DIRECTIONS
Could you count the lines in the listing that include the word "this"? Give only the number.

EXERCISE DATA
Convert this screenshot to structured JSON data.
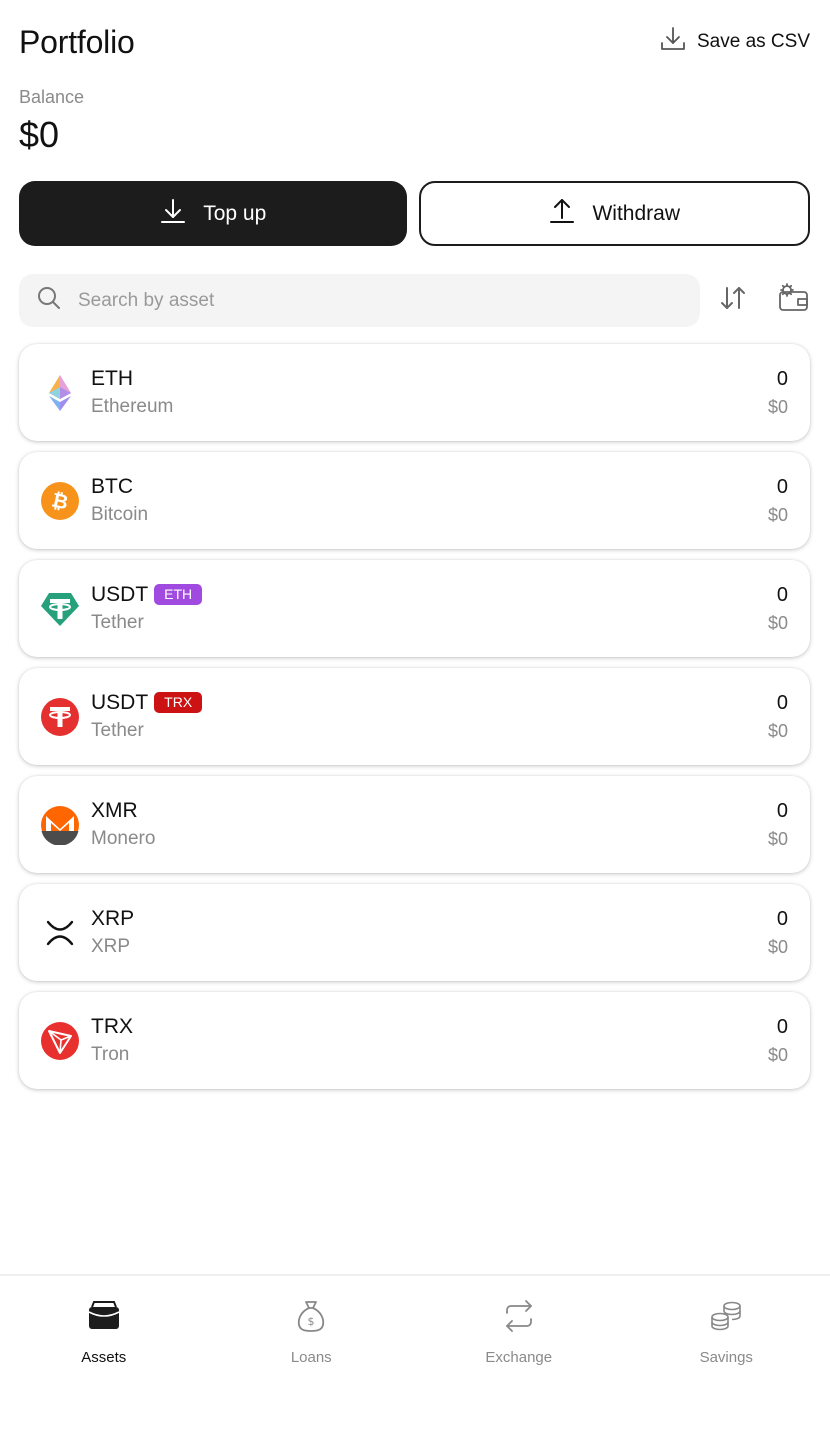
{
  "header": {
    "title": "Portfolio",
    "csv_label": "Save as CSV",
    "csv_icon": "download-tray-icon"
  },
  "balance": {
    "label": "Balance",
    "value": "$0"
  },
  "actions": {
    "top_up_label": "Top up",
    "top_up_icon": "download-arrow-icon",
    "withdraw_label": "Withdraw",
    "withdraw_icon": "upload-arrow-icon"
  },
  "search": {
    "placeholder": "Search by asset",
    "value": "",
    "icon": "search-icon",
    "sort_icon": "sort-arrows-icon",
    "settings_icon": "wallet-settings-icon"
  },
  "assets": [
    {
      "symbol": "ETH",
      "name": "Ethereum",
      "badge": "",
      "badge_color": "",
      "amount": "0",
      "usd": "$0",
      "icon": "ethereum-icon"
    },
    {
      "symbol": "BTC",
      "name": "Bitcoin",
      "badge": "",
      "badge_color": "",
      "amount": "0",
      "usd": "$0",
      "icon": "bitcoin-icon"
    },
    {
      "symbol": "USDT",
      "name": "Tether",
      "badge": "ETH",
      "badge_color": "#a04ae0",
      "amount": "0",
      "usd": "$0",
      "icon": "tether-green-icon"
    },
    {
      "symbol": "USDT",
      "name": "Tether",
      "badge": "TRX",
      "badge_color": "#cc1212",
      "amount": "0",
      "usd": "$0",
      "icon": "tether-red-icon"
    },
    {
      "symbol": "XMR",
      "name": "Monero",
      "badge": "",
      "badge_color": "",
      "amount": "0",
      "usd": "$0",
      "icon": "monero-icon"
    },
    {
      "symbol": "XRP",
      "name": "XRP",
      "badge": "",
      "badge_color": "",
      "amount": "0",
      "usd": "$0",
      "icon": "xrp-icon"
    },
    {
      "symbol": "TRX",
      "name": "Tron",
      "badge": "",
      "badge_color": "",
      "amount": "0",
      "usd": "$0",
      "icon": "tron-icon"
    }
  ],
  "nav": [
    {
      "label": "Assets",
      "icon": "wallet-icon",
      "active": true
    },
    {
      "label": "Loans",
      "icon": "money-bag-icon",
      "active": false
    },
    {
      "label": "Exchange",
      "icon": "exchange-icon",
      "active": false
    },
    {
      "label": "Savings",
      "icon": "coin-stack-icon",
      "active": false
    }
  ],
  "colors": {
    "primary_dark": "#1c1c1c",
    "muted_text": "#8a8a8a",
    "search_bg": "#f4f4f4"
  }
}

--

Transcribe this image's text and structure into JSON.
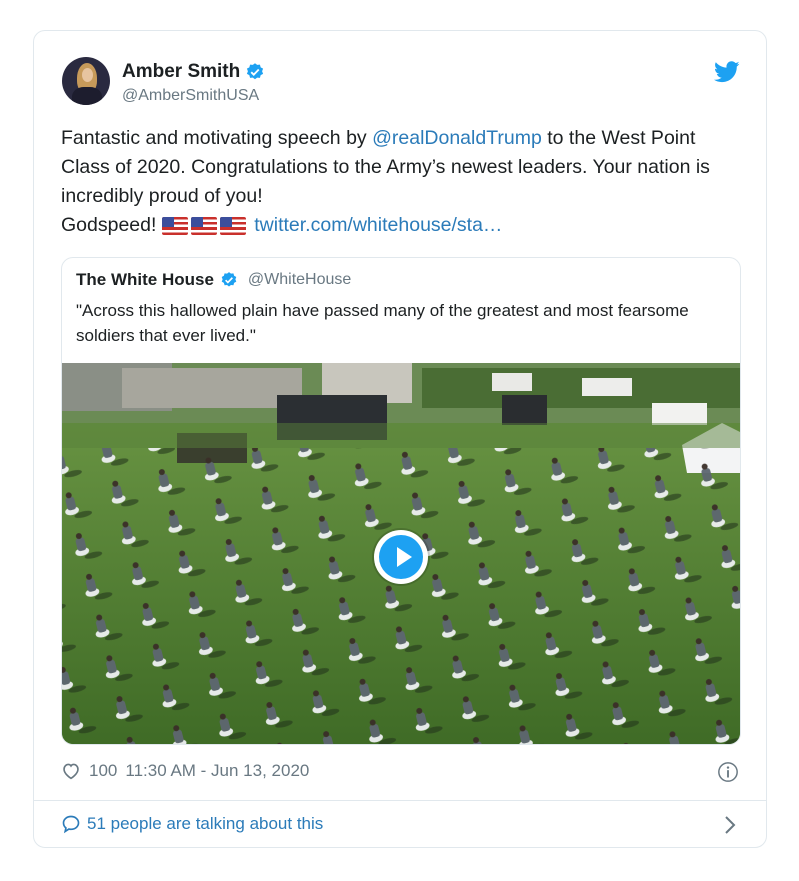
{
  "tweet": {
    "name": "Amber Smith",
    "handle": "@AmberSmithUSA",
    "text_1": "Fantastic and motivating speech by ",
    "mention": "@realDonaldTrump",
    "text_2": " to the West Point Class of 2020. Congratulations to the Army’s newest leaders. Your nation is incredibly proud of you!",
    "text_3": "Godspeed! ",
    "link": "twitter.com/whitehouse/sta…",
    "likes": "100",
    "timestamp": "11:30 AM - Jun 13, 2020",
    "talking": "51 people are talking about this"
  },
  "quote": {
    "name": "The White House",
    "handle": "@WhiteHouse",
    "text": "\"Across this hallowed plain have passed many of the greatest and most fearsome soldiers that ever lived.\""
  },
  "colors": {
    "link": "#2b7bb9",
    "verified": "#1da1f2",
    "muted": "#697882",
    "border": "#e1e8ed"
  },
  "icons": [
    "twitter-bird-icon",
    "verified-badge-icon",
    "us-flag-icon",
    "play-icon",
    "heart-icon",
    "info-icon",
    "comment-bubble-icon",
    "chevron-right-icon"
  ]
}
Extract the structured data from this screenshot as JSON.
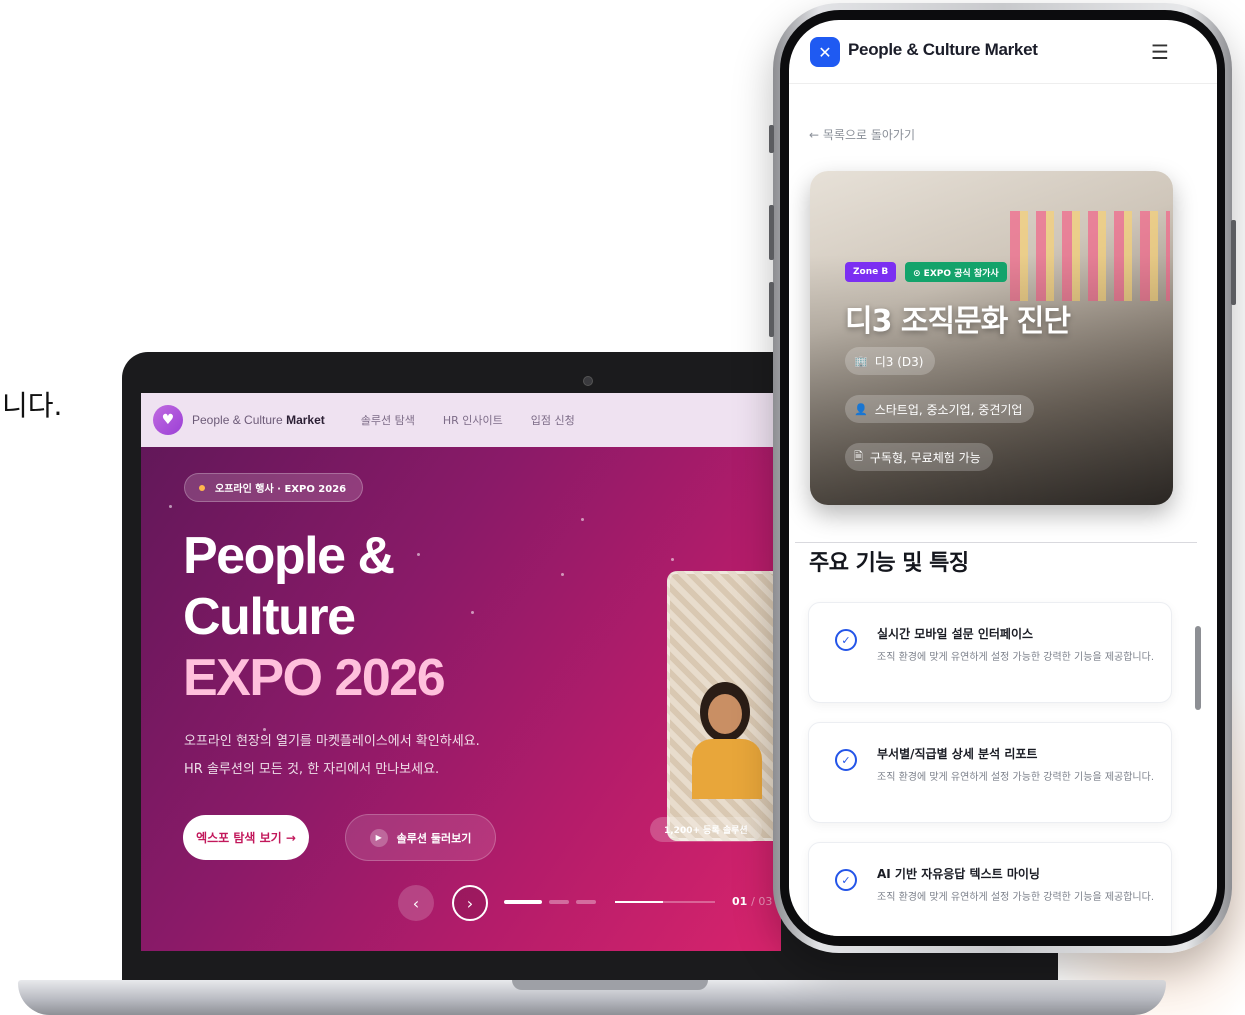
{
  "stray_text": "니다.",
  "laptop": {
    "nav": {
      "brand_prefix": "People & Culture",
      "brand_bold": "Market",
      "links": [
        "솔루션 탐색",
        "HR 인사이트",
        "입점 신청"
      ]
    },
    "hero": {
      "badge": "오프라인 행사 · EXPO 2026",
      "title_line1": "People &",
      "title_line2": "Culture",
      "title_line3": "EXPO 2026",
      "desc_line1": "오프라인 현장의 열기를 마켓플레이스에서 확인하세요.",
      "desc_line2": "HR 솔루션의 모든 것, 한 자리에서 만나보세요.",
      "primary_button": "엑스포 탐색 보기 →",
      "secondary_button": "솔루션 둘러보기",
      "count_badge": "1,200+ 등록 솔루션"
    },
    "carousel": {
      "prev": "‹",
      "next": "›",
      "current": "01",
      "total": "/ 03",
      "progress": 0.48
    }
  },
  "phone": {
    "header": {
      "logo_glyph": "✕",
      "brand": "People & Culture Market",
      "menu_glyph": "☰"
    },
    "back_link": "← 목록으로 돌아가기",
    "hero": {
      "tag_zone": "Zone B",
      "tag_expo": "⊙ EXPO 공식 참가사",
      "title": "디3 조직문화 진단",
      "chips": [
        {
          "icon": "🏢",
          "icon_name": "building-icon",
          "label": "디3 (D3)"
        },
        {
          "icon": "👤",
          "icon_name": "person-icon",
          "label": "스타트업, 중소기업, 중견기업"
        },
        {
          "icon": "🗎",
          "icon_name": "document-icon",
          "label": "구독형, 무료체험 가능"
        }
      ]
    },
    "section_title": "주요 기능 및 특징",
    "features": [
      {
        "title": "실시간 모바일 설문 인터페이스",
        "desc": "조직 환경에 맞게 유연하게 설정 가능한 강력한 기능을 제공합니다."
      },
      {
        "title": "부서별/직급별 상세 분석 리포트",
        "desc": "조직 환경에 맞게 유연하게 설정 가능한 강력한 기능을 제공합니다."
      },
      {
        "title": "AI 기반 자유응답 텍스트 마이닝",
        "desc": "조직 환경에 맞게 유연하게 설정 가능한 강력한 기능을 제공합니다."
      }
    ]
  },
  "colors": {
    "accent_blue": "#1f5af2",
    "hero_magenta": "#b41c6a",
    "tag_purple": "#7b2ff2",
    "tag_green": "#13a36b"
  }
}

EXERCISE ANSWER
5